#2 — Empty Promises Are Never Made Do not make promises to anyone you are unable to keep. Your patient’s expectations are managed by what is said to them on the phone, in your literature and in the information found on your website. What promises are being made? Are they being kept 100% of the time? If not, you are not meeting and exceeding the expectations of a patient-centered practice. In your practice, establish any broken promise as an unacceptable act. It is simply best not to say, verbally or in print, what you will not deliver.

Promise The appointment coordinator tells the patient/parent a new patient packet will be mailed to them along with instructions on what is needed before the visit.

Unacceptable Act! The packet never arrives or it shows up after the scheduled appointment.

Promise The patient/parent is told the General Dentist office will be called for a panoramic x-ray prior to the visit. The patient/parent offered to make the call but was assured your office would take care of it.

Unacceptable Act! The patient arrives for the consultation and the appointment coordinator or treatment coordinator forgot to call the dentist’s office for the x-ray.

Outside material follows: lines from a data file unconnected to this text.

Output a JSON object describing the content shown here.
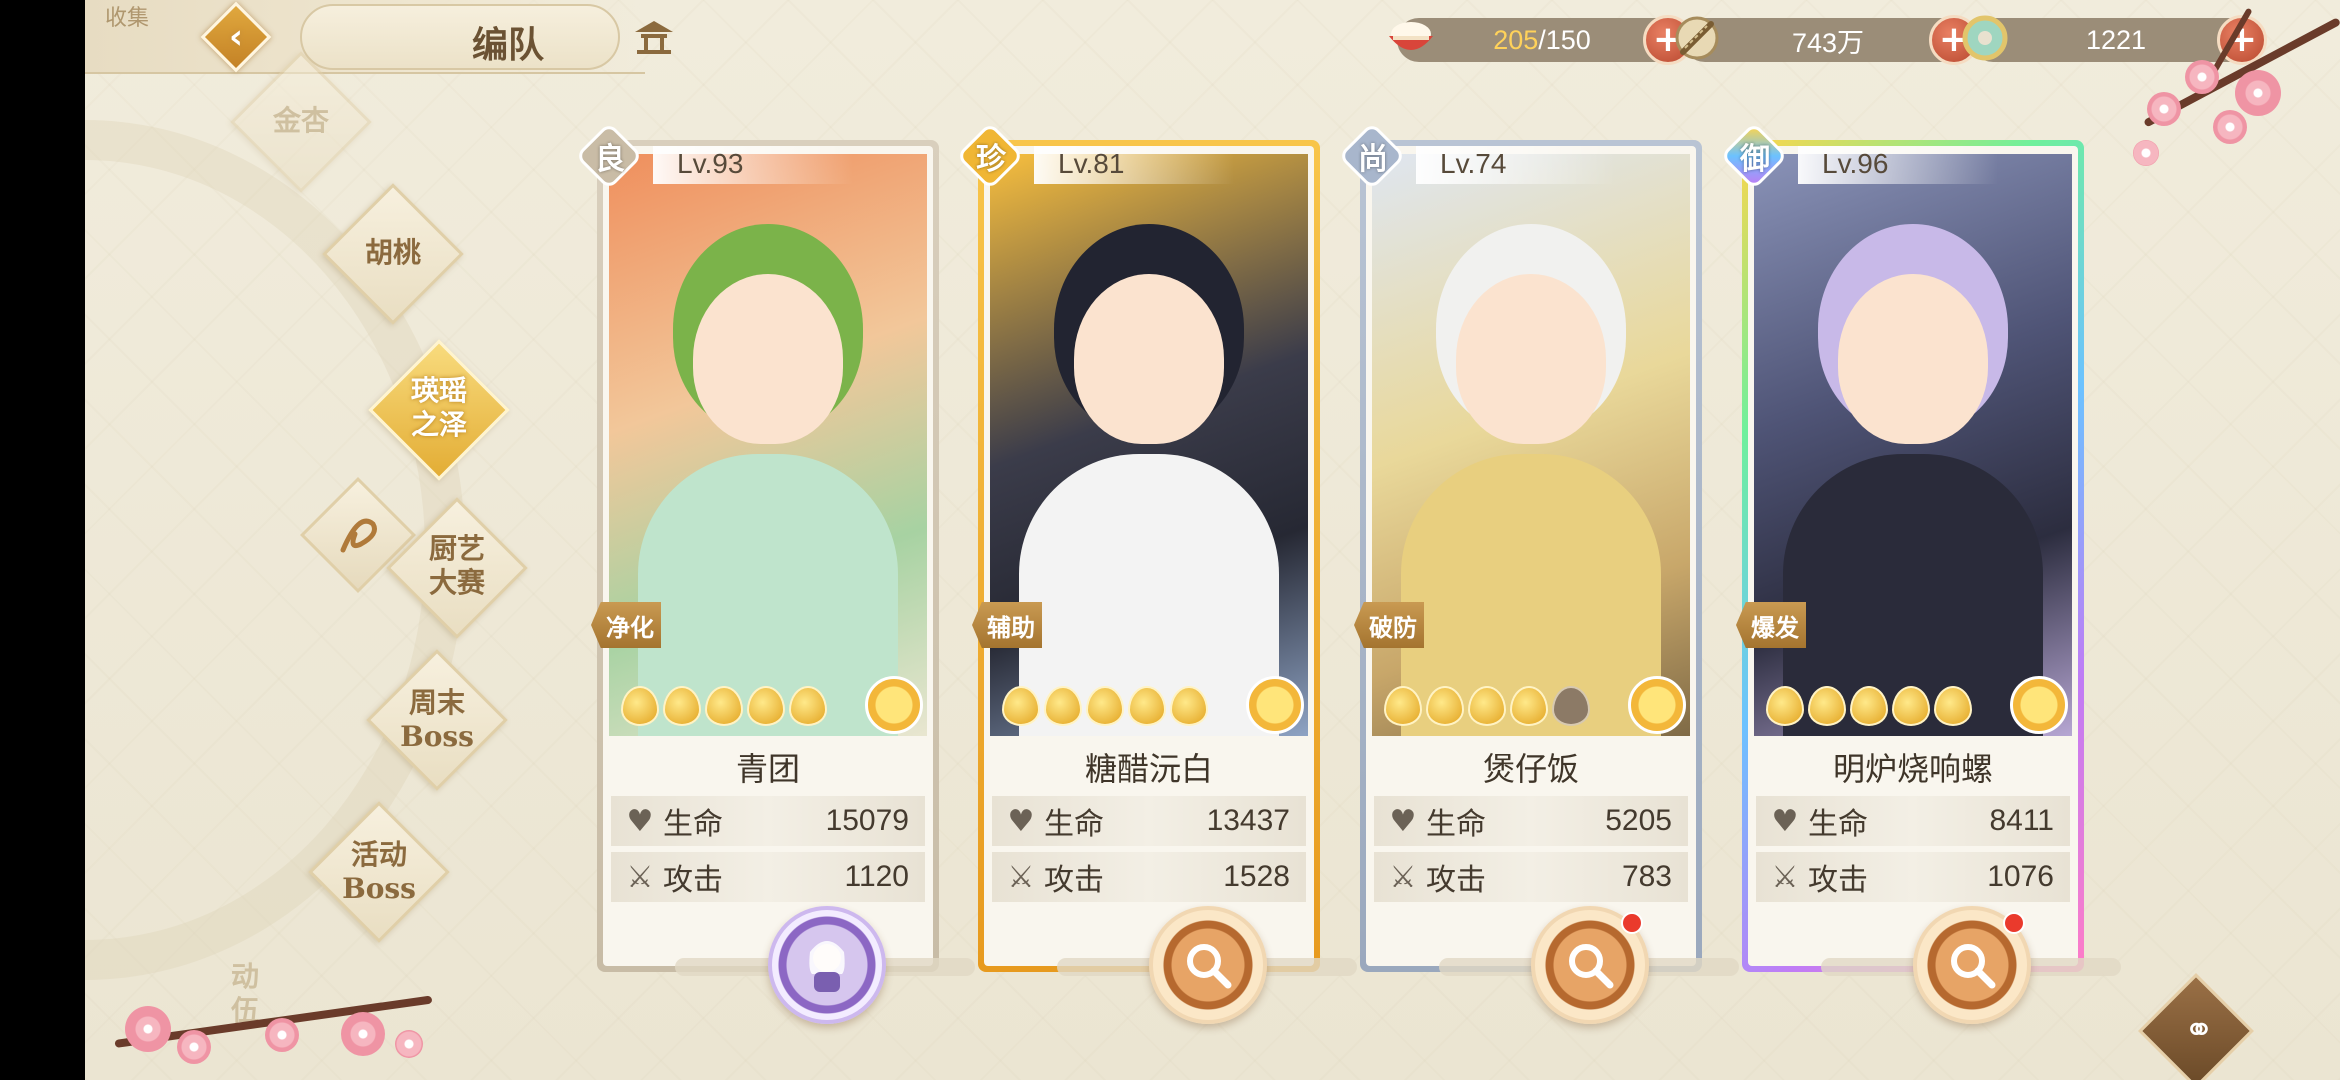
{
  "header": {
    "corner_text": "收集",
    "title": "编队"
  },
  "resources": {
    "stamina": {
      "current": "205",
      "max": "/150",
      "icon": "rice-bowl-icon"
    },
    "coin": {
      "value": "743万",
      "icon": "coin-string-icon"
    },
    "gem": {
      "value": "1221",
      "icon": "jade-icon"
    },
    "plus": "+"
  },
  "menu": {
    "items": [
      {
        "label": "金杏",
        "state": "faded"
      },
      {
        "label": "胡桃",
        "state": "normal"
      },
      {
        "label": "瑛瑶\n之泽",
        "state": "active"
      },
      {
        "label": "厨艺\n大赛",
        "state": "normal"
      },
      {
        "label": "周末\nBoss",
        "state": "normal"
      },
      {
        "label": "活动\nBoss",
        "state": "normal"
      },
      {
        "label": "动\n伍",
        "state": "faded"
      }
    ]
  },
  "cards": [
    {
      "rarity": "良",
      "level": "Lv.93",
      "role": "净化",
      "name": "青团",
      "stars": 5,
      "hp_label": "生命",
      "hp": "15079",
      "atk_label": "攻击",
      "atk": "1120",
      "equip": "avatar",
      "badge": false
    },
    {
      "rarity": "珍",
      "level": "Lv.81",
      "role": "辅助",
      "name": "糖醋沅白",
      "stars": 5,
      "hp_label": "生命",
      "hp": "13437",
      "atk_label": "攻击",
      "atk": "1528",
      "equip": "search",
      "badge": false
    },
    {
      "rarity": "尚",
      "level": "Lv.74",
      "role": "破防",
      "name": "煲仔饭",
      "stars": 4,
      "hp_label": "生命",
      "hp": "5205",
      "atk_label": "攻击",
      "atk": "783",
      "equip": "search",
      "badge": true
    },
    {
      "rarity": "御",
      "level": "Lv.96",
      "role": "爆发",
      "name": "明炉烧响螺",
      "stars": 5,
      "hp_label": "生命",
      "hp": "8411",
      "atk_label": "攻击",
      "atk": "1076",
      "equip": "search",
      "badge": true
    }
  ],
  "colors": {
    "accent_gold": "#e3ad35",
    "plus_red": "#c9553a",
    "text_brown": "#6b5233"
  }
}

Promise The appointment coordinator or treatment coordinator knows beforehand the consultation will be for a transfer case. The pertinent information is received on the previous orthodontist so that a request of the patient’s records can be made. You assure the patient/parent the records will be in your office the day of the consult.

Unacceptable Act! The request for transfer records was never made or it was made too late and the records aren’t available to the doctor on the day of the patient’s consultation.

Promise You offer 2 free movie tickets if the patient is kept waiting more than 20 minutes into their appointment time. Or, all of your printed material states “how valuable the patient/parent’s time is” so you “strive to be on time for every appointment.”

Unacceptable Act! Your team will rush to get the patient in any chair to avoid giving away movie tickets. Or you keep the patient waiting after they arrive on time.

Solution: Don’t make promises you have no intentions of keeping. This includes verbal or written promises. Be a practice of integrity and keep your word. Hold yourself and your team accountable. Lead by example. If you’re breaking promises to them, they’ll break promises to your patients.

Key ingredients 3, 4 and 5 will be published in the very near future. If you are unable to wait, send an email request and I will be happy to share the remaining ingredients with you, in advance. Begin “wowing” your new patients straightaway! And please, do not limit this exhilarating feeling to your new patients! Once they are enrolled in treatment, it takes the same care to keep them. They will increase your new patient flow with more referrals if they are made to feel special. A patient-centered practice creates Practice Ambassadors!

Copyright © 2007 Avis Ward of AWard Consulting, LLC